# Finding equations for largest small polygons and cyclic polygons via symbolic computations

### Dragutin Svrtan – Department of Mathematics, University of Zagreb, Croatia

A small polygon is a convex polygon in the euclidean plane of unit diameter. The problem of determining the largest area of small n-gons was already studied by Reinhardt in 1922. He showed that for n odd the regular n-gon is optimal. For even n this is not the case. For n=6 the largest area F_6, a plane hexagon of unit diameter can have, satisfies a 10th degree irreducible equation with integer coefficients. This is the famous Graham's largest little hexagon (1975). R.L. Graham (with S.C. Johnson) needed factoring a 40-degree polynomial with up to 25-digit coefficients. Graham introduced the diameter graphs by joining the vertices at maximal distance. For n=6 (resp.8) there are 10 (resp. 31) possible diameter graphs. The case n=8 was attacked by C. Audet, P. Hanson, F. Messine via global optimization (10 variables and 20 constraints) which produced (an approximate) famous Hansen's little octagon.

In this talk we report on reduction for F_6 of the auxiliary polynomial to degree 14 (instead of 40) by rational substitutions (a “missed opportunity” in Graham and Johnson's approach). Also for the first time, under axial symmetry conjecture, we obtained an explicit equation for F_8 (resp F_10) of degree 42 (resp 152) via intriguing symbolic iterated discriminants computations (sometimes involving almost 3000 digit numbers).

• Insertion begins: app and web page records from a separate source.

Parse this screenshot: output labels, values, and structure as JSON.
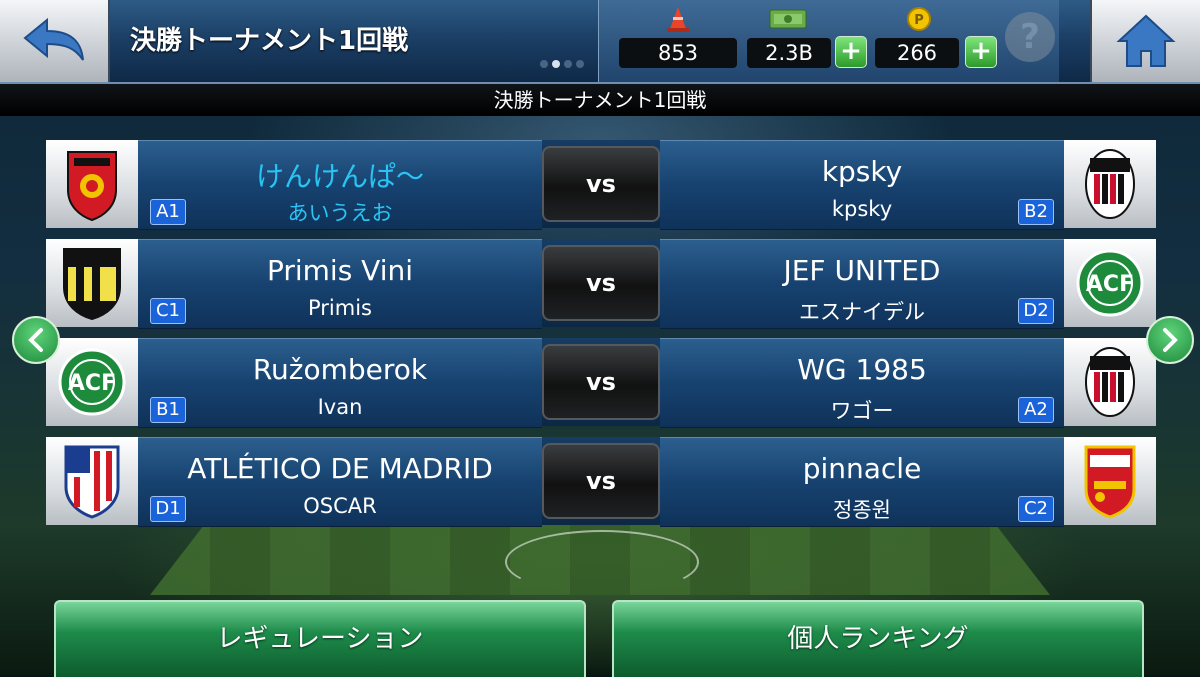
{
  "header": {
    "title": "決勝トーナメント1回戦",
    "stats": {
      "cones": "853",
      "money": "2.3B",
      "points": "266"
    },
    "help_label": "?"
  },
  "subtitle": "決勝トーナメント1回戦",
  "matches": [
    {
      "home": {
        "team": "けんけんぱ〜",
        "player": "あいうえお",
        "seed": "A1",
        "crest": "red-crest-icon"
      },
      "vs": "vs",
      "away": {
        "team": "kpsky",
        "player": "kpsky",
        "seed": "B2",
        "crest": "acm-crest-icon"
      }
    },
    {
      "home": {
        "team": "Primis Vini",
        "player": "Primis",
        "seed": "C1",
        "crest": "black-white-crest-icon"
      },
      "vs": "vs",
      "away": {
        "team": "JEF UNITED",
        "player": "エスナイデル",
        "seed": "D2",
        "crest": "green-crest-icon"
      }
    },
    {
      "home": {
        "team": "Ružomberok",
        "player": "Ivan",
        "seed": "B1",
        "crest": "green-crest-icon"
      },
      "vs": "vs",
      "away": {
        "team": "WG 1985",
        "player": "ワゴー",
        "seed": "A2",
        "crest": "acm-crest-icon"
      }
    },
    {
      "home": {
        "team": "ATLÉTICO DE MADRID",
        "player": "OSCAR",
        "seed": "D1",
        "crest": "atletico-crest-icon"
      },
      "vs": "vs",
      "away": {
        "team": "pinnacle",
        "player": "정종원",
        "seed": "C2",
        "crest": "arsenal-crest-icon"
      }
    }
  ],
  "buttons": {
    "regulation": "レギュレーション",
    "ranking": "個人ランキング"
  },
  "colors": {
    "accent_green": "#1e8c4b",
    "highlight_cyan": "#29c4f3",
    "seed_blue": "#1a63d8"
  }
}
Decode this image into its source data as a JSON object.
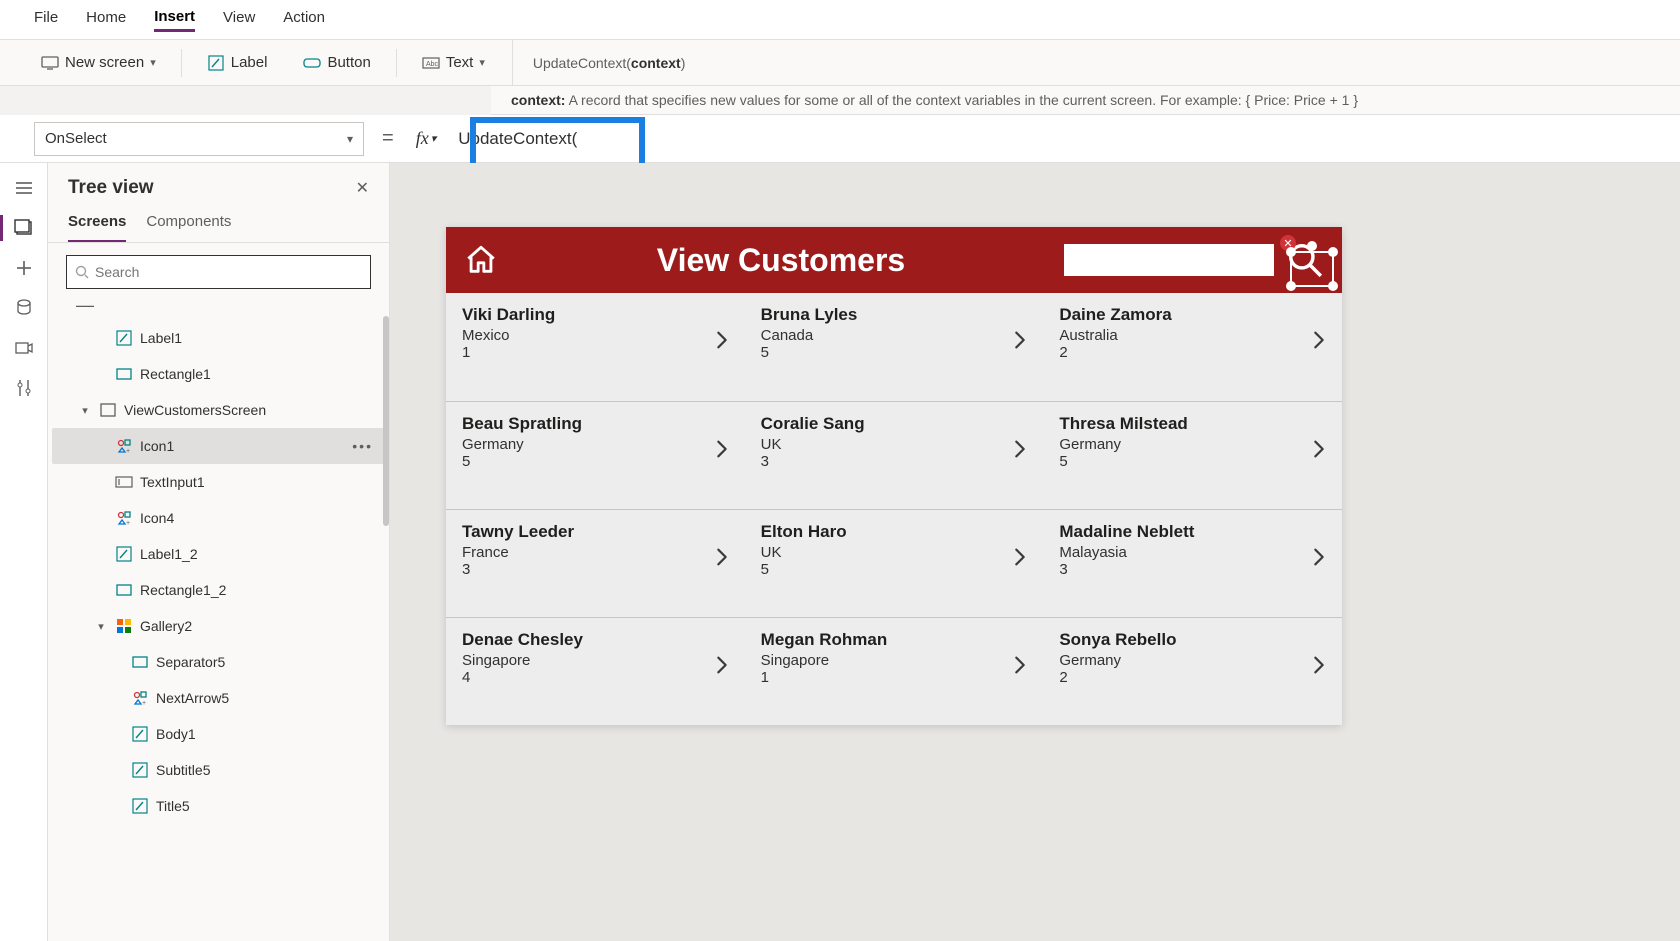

As a second topic we shall explain a direct approach to computing the area- (or the circumradius-) equations for cyclic polygons in particular heptagons and octagon. The results for the circumradius is cyclic heptagons or octagons are obtained in extremely compact form, but for area we still need more powerful computers (probably with more than one TB of RAM) than we have so far at our disposal.

*It i s a part of an ongoing collaboration with Charles Audet and Pierre Hansen.*

**Free entrance.
Welcome to everyone!**

### Location

André-Aisenstadt Building

Université de Montréal Campus